**Required work:**
The response should consist of the records that follow, repeated exactly.

**Stored items from a collection:**
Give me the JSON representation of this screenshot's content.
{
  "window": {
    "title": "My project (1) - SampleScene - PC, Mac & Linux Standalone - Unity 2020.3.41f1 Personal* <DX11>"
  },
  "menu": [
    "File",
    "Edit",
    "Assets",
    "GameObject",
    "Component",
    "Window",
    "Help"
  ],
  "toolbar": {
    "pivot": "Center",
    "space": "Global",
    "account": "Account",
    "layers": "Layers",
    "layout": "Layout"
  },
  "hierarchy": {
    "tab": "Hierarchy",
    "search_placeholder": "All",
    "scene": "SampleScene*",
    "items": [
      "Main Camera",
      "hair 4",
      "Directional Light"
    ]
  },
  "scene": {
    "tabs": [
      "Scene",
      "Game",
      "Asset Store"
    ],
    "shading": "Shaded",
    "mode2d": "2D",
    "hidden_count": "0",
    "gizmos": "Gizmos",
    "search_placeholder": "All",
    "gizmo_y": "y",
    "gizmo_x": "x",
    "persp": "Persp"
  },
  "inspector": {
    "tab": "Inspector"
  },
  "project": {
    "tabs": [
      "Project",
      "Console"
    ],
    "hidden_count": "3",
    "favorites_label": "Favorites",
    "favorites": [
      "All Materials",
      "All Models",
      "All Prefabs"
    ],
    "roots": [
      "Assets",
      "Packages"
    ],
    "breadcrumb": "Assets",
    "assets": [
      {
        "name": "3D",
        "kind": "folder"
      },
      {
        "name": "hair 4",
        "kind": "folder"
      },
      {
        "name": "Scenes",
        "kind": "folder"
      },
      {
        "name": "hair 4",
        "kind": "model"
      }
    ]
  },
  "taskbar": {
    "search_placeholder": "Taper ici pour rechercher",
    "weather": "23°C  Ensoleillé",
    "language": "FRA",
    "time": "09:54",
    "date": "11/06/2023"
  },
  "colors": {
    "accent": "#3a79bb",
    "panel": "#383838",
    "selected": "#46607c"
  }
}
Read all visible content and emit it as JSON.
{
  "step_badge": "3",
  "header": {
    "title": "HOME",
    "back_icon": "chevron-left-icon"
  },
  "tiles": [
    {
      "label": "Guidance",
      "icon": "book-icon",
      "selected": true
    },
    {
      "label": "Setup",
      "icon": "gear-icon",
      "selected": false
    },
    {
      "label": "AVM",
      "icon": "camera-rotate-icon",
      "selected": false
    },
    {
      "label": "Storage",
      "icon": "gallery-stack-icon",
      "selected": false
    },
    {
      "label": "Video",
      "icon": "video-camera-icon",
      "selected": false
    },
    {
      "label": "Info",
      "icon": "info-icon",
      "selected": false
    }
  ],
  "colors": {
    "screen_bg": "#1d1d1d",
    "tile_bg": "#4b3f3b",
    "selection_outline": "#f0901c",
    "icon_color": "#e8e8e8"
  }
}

**Result of this exercise:**
Give me the JSON representation of this screenshot's content.
{
  "window": {
    "title": "My project (1) - SampleScene - PC, Mac & Linux Standalone - Unity 2020.3.41f1 Personal* <DX11>"
  },
  "menu": [
    "File",
    "Edit",
    "Assets",
    "GameObject",
    "Component",
    "Window",
    "Help"
  ],
  "toolbar": {
    "pivot": "Center",
    "space": "Global",
    "account": "Account",
    "layers": "Layers",
    "layout": "Layout"
  },
  "hierarchy": {
    "tab": "Hierarchy",
    "search_placeholder": "All",
    "scene": "SampleScene*",
    "items": [
      "Main Camera",
      "hair 4",
      "Directional Light"
    ]
  },
  "scene": {
    "tabs": [
      "Scene",
      "Game",
      "Asset Store"
    ],
    "shading": "Shaded",
    "mode2d": "2D",
    "hidden_count": "0",
    "gizmos": "Gizmos",
    "search_placeholder": "All",
    "gizmo_y": "y",
    "gizmo_x": "x",
    "persp": "Persp"
  },
  "inspector": {
    "tab": "Inspector"
  },
  "project": {
    "tabs": [
      "Project",
      "Console"
    ],
    "hidden_count": "3",
    "favorites_label": "Favorites",
    "favorites": [
      "All Materials",
      "All Models",
      "All Prefabs"
    ],
    "roots": [
      "Assets",
      "Packages"
    ],
    "breadcrumb": "Assets",
    "assets": [
      {
        "name": "3D",
        "kind": "folder"
      },
      {
        "name": "hair 4",
        "kind": "folder"
      },
      {
        "name": "Scenes",
        "kind": "folder"
      },
      {
        "name": "hair 4",
        "kind": "model"
      }
    ]
  },
  "taskbar": {
    "search_placeholder": "Taper ici pour rechercher",
    "weather": "23°C  Ensoleillé",
    "language": "FRA",
    "time": "09:54",
    "date": "11/06/2023"
  },
  "colors": {
    "accent": "#3a79bb",
    "panel": "#383838",
    "selected": "#46607c"
  }
}
Read all visible content and emit it as JSON.
{
  "step_badge": "3",
  "header": {
    "title": "HOME",
    "back_icon": "chevron-left-icon"
  },
  "tiles": [
    {
      "label": "Guidance",
      "icon": "book-icon",
      "selected": true
    },
    {
      "label": "Setup",
      "icon": "gear-icon",
      "selected": false
    },
    {
      "label": "AVM",
      "icon": "camera-rotate-icon",
      "selected": false
    },
    {
      "label": "Storage",
      "icon": "gallery-stack-icon",
      "selected": false
    },
    {
      "label": "Video",
      "icon": "video-camera-icon",
      "selected": false
    },
    {
      "label": "Info",
      "icon": "info-icon",
      "selected": false
    }
  ],
  "colors": {
    "screen_bg": "#1d1d1d",
    "tile_bg": "#4b3f3b",
    "selection_outline": "#f0901c",
    "icon_color": "#e8e8e8"
  }
}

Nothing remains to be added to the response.